DIRECTIONS FOR THIS TASK:
After counting the lines below that hold the word "icon", reply with the count and nothing else.
= = = = =
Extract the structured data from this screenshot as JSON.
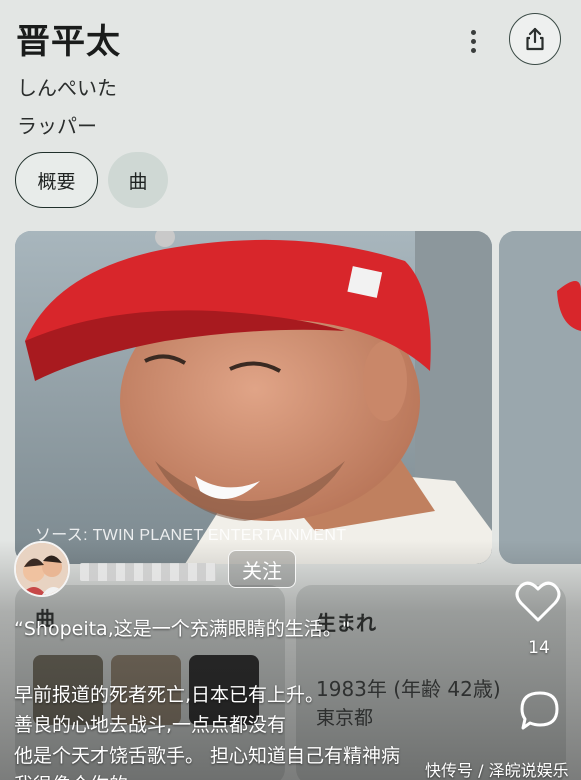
{
  "header": {
    "title": "晋平太",
    "reading": "しんぺいた",
    "occupation": "ラッパー",
    "share_icon": "share-icon",
    "more_icon": "more-vert-icon"
  },
  "tabs": [
    {
      "label": "概要",
      "selected": true
    },
    {
      "label": "曲",
      "selected": false
    }
  ],
  "photo": {
    "source": "ソース: TWIN PLANET ENTERTAINMENT"
  },
  "panels": {
    "songs_label": "曲",
    "born_label": "生まれ",
    "born_date": "1983年 (年齢 42歳)",
    "born_place": "東京都"
  },
  "overlay": {
    "follow_label": "关注",
    "caption_lines": [
      "“Shopeita,这是一个充满眼睛的生活。\"",
      "早前报道的死者死亡,日本已有上升。",
      "善良的心地去战斗,一点点都没有",
      "他是个天才饶舌歌手。 担心知道自己有精神病",
      "我很像个你的"
    ],
    "like_count": "14",
    "like_icon": "heart-icon",
    "comment_icon": "comment-icon",
    "watermark": "快传号 / 泽皖说娱乐"
  },
  "colors": {
    "accent": "#20302b",
    "tab_inactive_bg": "#cfd8d4",
    "cap_red": "#d8262b"
  }
}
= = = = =
EXPECTED ANSWER:
4